I had one day left to record, and with that good pressure on -- which seems to be the way I function -- I cranked this tune out. And now it’s one of my favorite songs. When you listen to "Groovin' in the Garden,” you'll hear that dream expressed -- that neighbors are "planting seeds of community and singing a mighty song." And if the song sounds incomplete, like maybe it needs another verse or two, in part that's because I finished writing it at the last possible second, but it's also because I want communities to write that last verse for themselves, and tell the story of how they're working together to grow their community. If I do have any "agenda,” that's what it is.

Q: The CD has a bunch of classic songs as well as your original work. Tell me about them.

A: There are a couple of oldies but goodies. Thanks to Dean Jones, the traditional fare is done with a new twist. There’s “The Animal Song,” that traditional song from Michigan that a lot of people will think of as a Seeger Family song, there’s “The Hokey Pokey,” “Five Little Monkeys,” and “The Alphabet Song,” which is done in French, Cajun style.

Q: Another original song is “Sandcakes,” which is apparently a true story?

A: That started writing itself the first year that our family visited the island of Cayo Costa off the west coast of Florida. The night we happened to arrive to camp there it turned out that there was a total lunar eclipse. And then we woke up the next morning, and right from our sleeping bags, we saw an osprey eating a fish in a tree outside our tent. Everything in the song happened to us there, including the chorus, which is about sandcakes. I tend to make pancakes in my cast-iron grill, and they turn into sandcakes.

Q: Last question: What’s your favorite vegetable?
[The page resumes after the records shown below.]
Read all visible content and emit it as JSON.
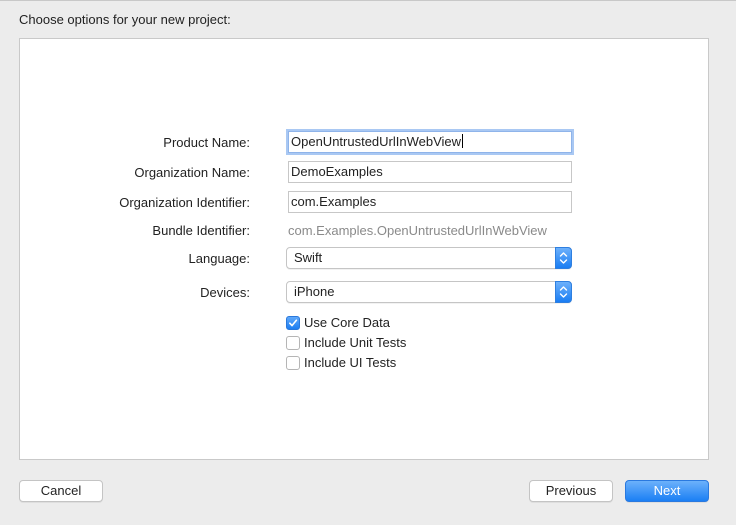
{
  "dialog": {
    "title": "Choose options for your new project:"
  },
  "form": {
    "product_name": {
      "label": "Product Name:",
      "value": "OpenUntrustedUrlInWebView"
    },
    "organization_name": {
      "label": "Organization Name:",
      "value": "DemoExamples"
    },
    "organization_identifier": {
      "label": "Organization Identifier:",
      "value": "com.Examples"
    },
    "bundle_identifier": {
      "label": "Bundle Identifier:",
      "value": "com.Examples.OpenUntrustedUrlInWebView"
    },
    "language": {
      "label": "Language:",
      "value": "Swift"
    },
    "devices": {
      "label": "Devices:",
      "value": "iPhone"
    }
  },
  "options": [
    {
      "label": "Use Core Data",
      "checked": true
    },
    {
      "label": "Include Unit Tests",
      "checked": false
    },
    {
      "label": "Include UI Tests",
      "checked": false
    }
  ],
  "buttons": {
    "cancel": "Cancel",
    "previous": "Previous",
    "next": "Next"
  },
  "icons": {
    "popup_stepper": "up-down-chevron-icon",
    "checkmark": "checkmark-icon"
  },
  "colors": {
    "accent": "#1b7ff4",
    "focus_ring": "#a9c8f3",
    "secondary_text": "#8a8a8a"
  }
}
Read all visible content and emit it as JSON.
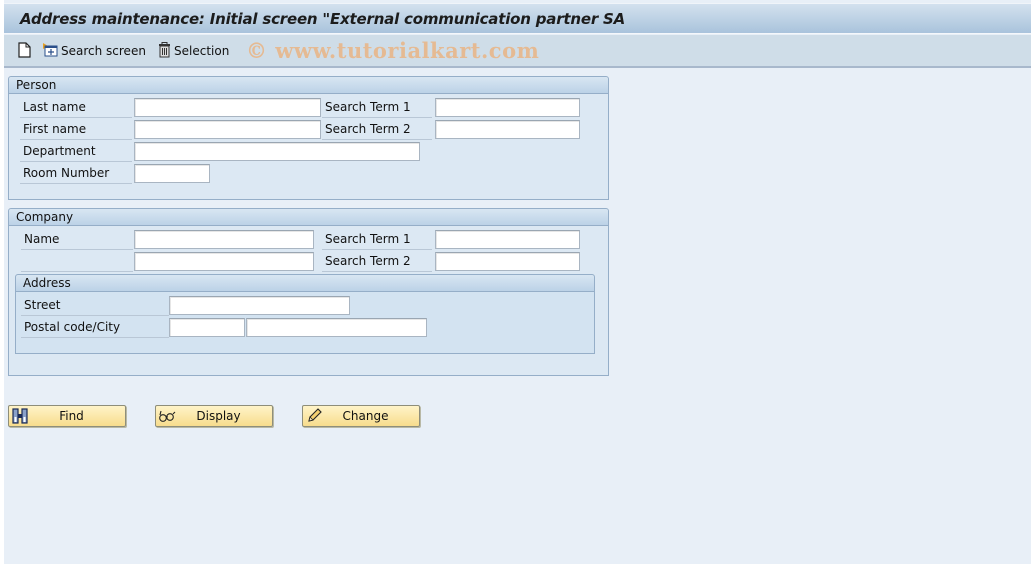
{
  "window": {
    "title": "Address maintenance: Initial screen \"External communication partner SA"
  },
  "toolbar": {
    "items": [
      {
        "icon": "new-document-icon",
        "label": ""
      },
      {
        "icon": "search-screen-icon",
        "label": "Search screen"
      },
      {
        "icon": "trash-icon",
        "label": "Selection"
      }
    ],
    "watermark": "© www.tutorialkart.com"
  },
  "person": {
    "title": "Person",
    "last_name": {
      "label": "Last name",
      "value": ""
    },
    "first_name": {
      "label": "First name",
      "value": ""
    },
    "department": {
      "label": "Department",
      "value": ""
    },
    "room_number": {
      "label": "Room Number",
      "value": ""
    },
    "search_term_1": {
      "label": "Search Term 1",
      "value": ""
    },
    "search_term_2": {
      "label": "Search Term 2",
      "value": ""
    }
  },
  "company": {
    "title": "Company",
    "name": {
      "label": "Name",
      "value": "",
      "value2": ""
    },
    "search_term_1": {
      "label": "Search Term 1",
      "value": ""
    },
    "search_term_2": {
      "label": "Search Term 2",
      "value": ""
    },
    "address": {
      "title": "Address",
      "street": {
        "label": "Street",
        "value": ""
      },
      "postal_city": {
        "label": "Postal code/City",
        "postal_value": "",
        "city_value": ""
      }
    }
  },
  "buttons": {
    "find": {
      "label": "Find",
      "icon": "binoculars-icon"
    },
    "display": {
      "label": "Display",
      "icon": "glasses-icon"
    },
    "change": {
      "label": "Change",
      "icon": "pencil-icon"
    }
  },
  "colors": {
    "button_bg": "#f7dc8c",
    "titlebar": "#bcd2e7",
    "background": "#e8eff7",
    "watermark": "#e9b585"
  }
}
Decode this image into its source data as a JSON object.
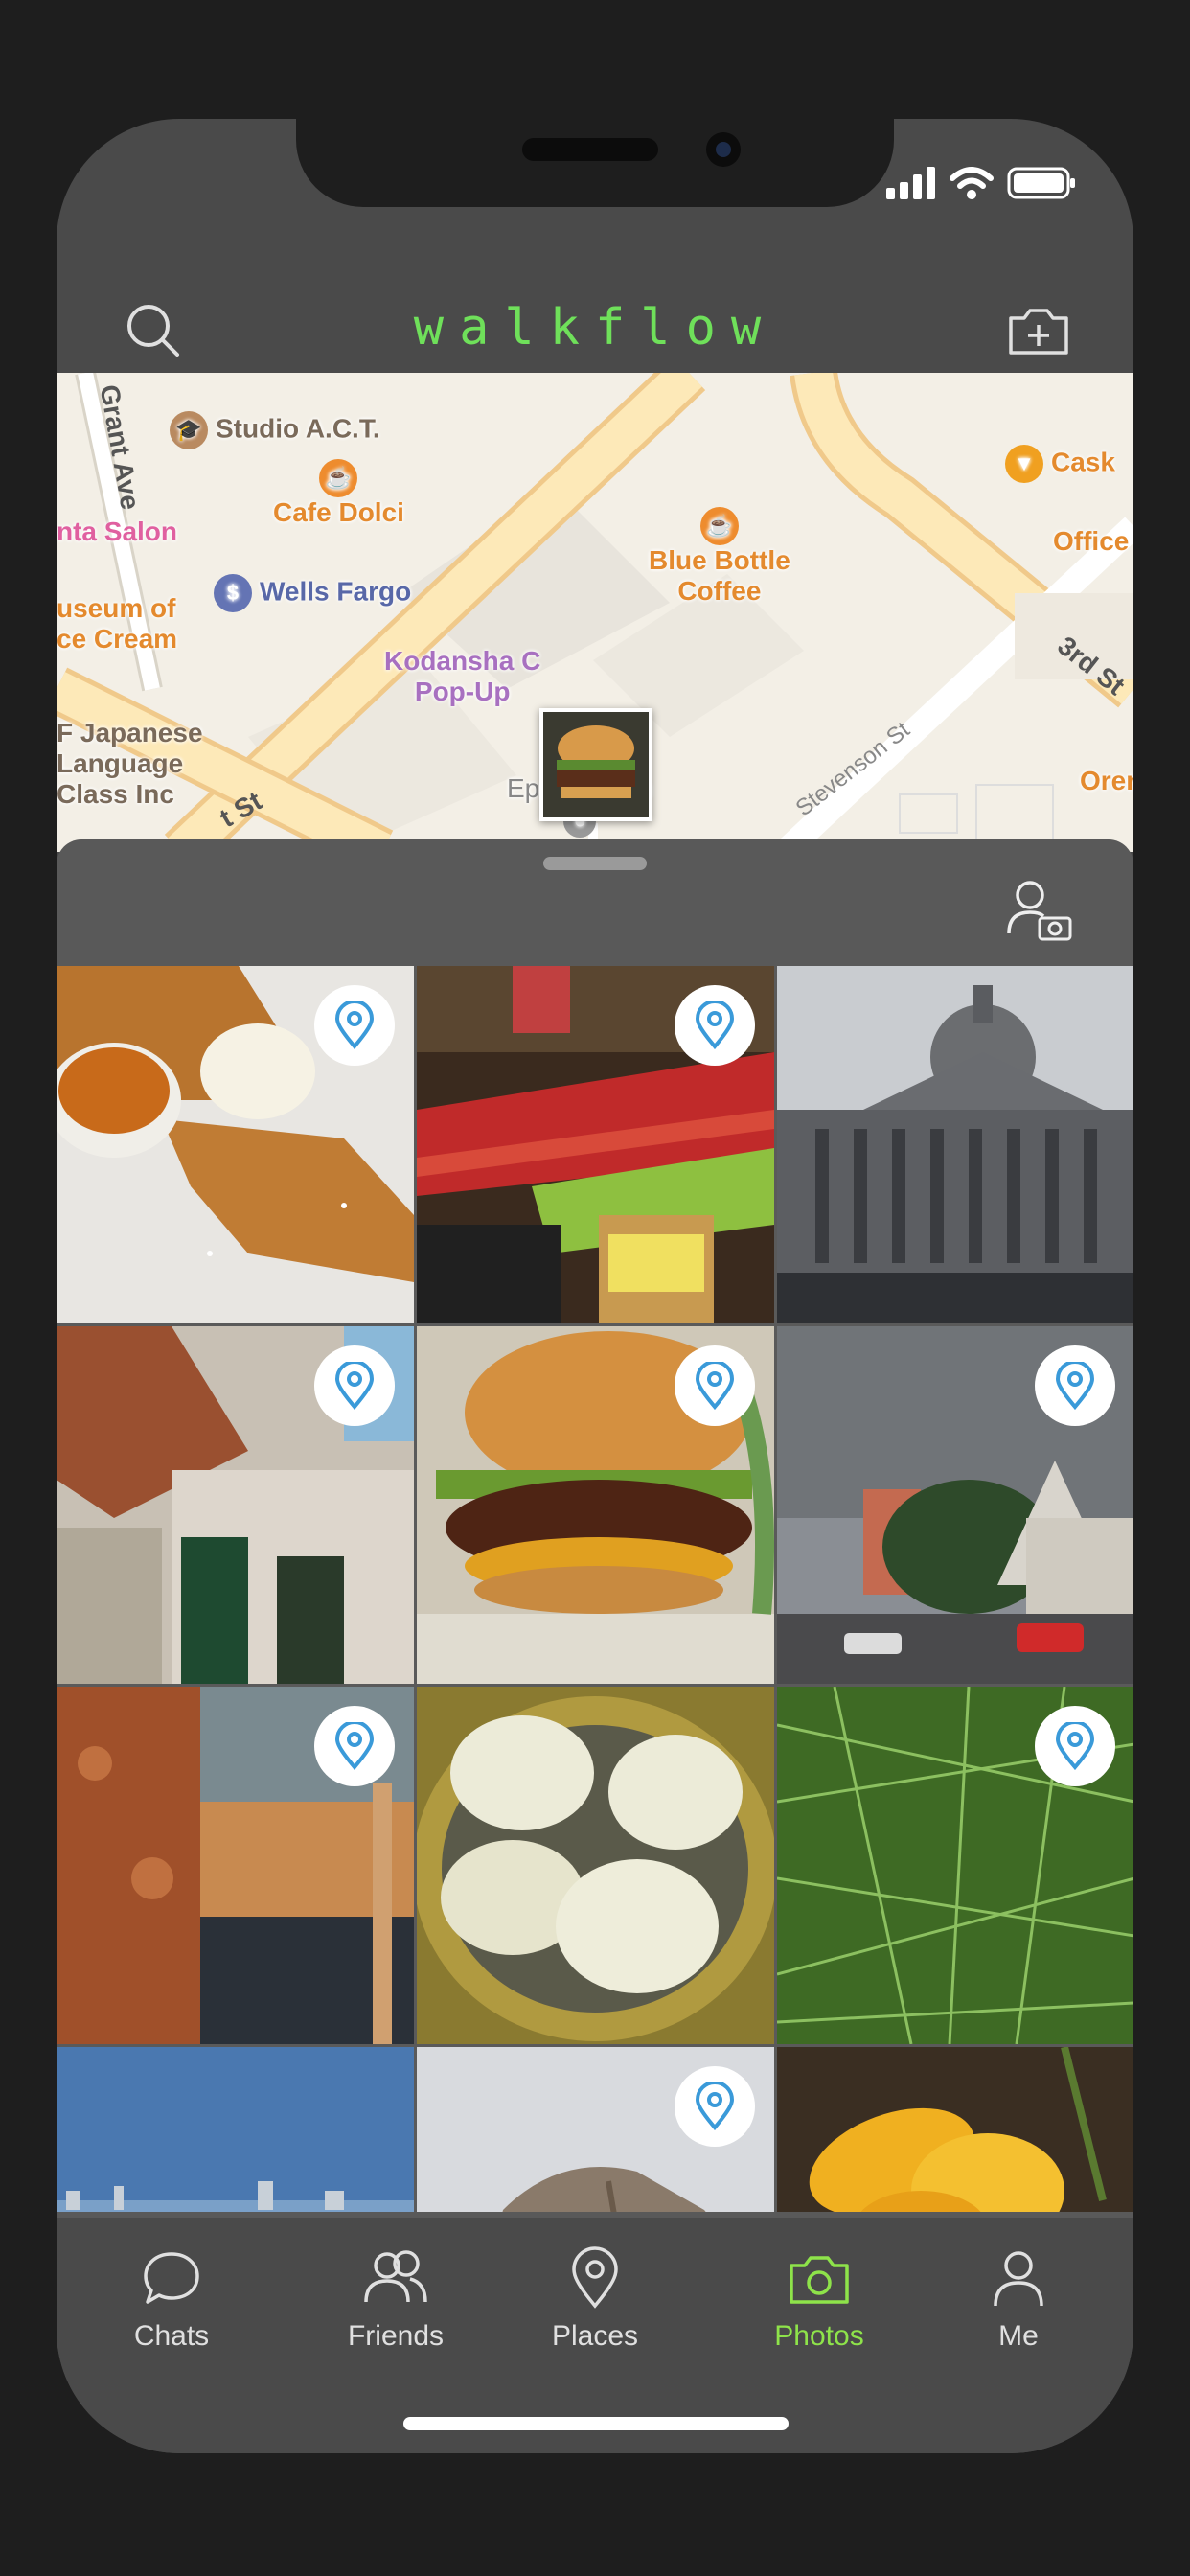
{
  "app": {
    "title": "walkflow"
  },
  "header": {
    "search_icon": "search-icon",
    "add_photo_icon": "camera-plus-icon"
  },
  "map": {
    "pois": [
      {
        "label": "Studio A.C.T.",
        "color": "#8a6a4a"
      },
      {
        "label": "Cafe Dolci",
        "color": "#e48a2e"
      },
      {
        "label": "Wells Fargo",
        "color": "#5868a8"
      },
      {
        "label": "Blue Bottle\nCoffee",
        "color": "#e48a2e"
      },
      {
        "label": "Kodansha C\nPop-Up",
        "color": "#a870c0"
      },
      {
        "label": "Epic Church",
        "color": "#8a8a8a"
      },
      {
        "label": "Cask",
        "color": "#e48a2e"
      },
      {
        "label": "Office",
        "color": "#e48a2e"
      },
      {
        "label": "Oren",
        "color": "#e48a2e"
      },
      {
        "label": "nta Salon",
        "color": "#e060a0"
      },
      {
        "label": "useum of\nce Cream",
        "color": "#e48a2e"
      },
      {
        "label": "F Japanese\nLanguage\nClass Inc",
        "color": "#8a6a4a"
      }
    ],
    "streets": [
      "Grant Ave",
      "3rd St",
      "Stevenson St",
      "t St"
    ]
  },
  "tabs": [
    {
      "label": "Chats",
      "icon": "chat-bubble-icon"
    },
    {
      "label": "Friends",
      "icon": "friends-icon"
    },
    {
      "label": "Places",
      "icon": "location-pin-icon"
    },
    {
      "label": "Photos",
      "icon": "camera-icon",
      "active": true
    },
    {
      "label": "Me",
      "icon": "person-icon"
    }
  ],
  "photos": [
    {
      "name": "french-toast",
      "pinned": true
    },
    {
      "name": "apples-produce",
      "pinned": true
    },
    {
      "name": "city-hall",
      "pinned": false
    },
    {
      "name": "old-building",
      "pinned": true
    },
    {
      "name": "burger",
      "pinned": true
    },
    {
      "name": "victorian-houses",
      "pinned": true
    },
    {
      "name": "copper-interior",
      "pinned": true
    },
    {
      "name": "dumplings",
      "pinned": false
    },
    {
      "name": "green-plants",
      "pinned": true
    },
    {
      "name": "skyline",
      "pinned": false
    },
    {
      "name": "half-dome",
      "pinned": true
    },
    {
      "name": "yellow-flower",
      "pinned": false
    }
  ],
  "colors": {
    "accent": "#8ee34a",
    "title": "#6fe05a",
    "pin": "#3a9ad9"
  }
}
A: I would probably say Red Russian Kale. That one specifically, not just any kale. Ooh, that’s an oversight: homegrown tomatoes. And beets, I love beets. Wait, string beans...

“Groovin’ in the Garden,” the new CD by Story Laurie and Friends. For more info, see Laurie McIntosh’s posts in our “News From Local Businesses” column. You can buy McIntosh’s CD online via PayPal here. Catch Laurie at the following upcoming shows:

Saturday, December 3rd, 10:30 a.m., Woodstock Library -- CD Release! One-hour Story Laurie family concert, featuring some of Laurie’s favorite tales, and a heap of songs from the CD, of course! Free admission.

Saturday, December 3rd, 6:30 pm, Bovina Community Hall -- Story Laurie joins Hilton & Stella Kelly in providing musical entertainment for Farming Bovina’s “Harvest Dinner” to benefit the Bovina Public Library. The dinner runs from 5-8pm. 

Sunday, December 4th, 2-6 pm, Hamden Inn -- Story Laurie & John Jacobson of The Tremperskill Boys (& perchance a few other members of the Tremperskill gang) will provide music and lead a jam & sing-along for the Farm Catskill Holiday Gathering & Annual Meeting. (Music starts ~3 pm)

Saturday, December 10th, 6-9 pm, Cabaradio Live! at the Pine Hill Community Center (and airing on WIOX Radio 91.3 FM) -- As one of the evening's musical guests, Story Laurie will share some songs from the new CD.

Saturday, December 31st -- First Night Oneonta.

Listen to "Groovin' in the Garden," the title track from Story Laurie's new CD, below: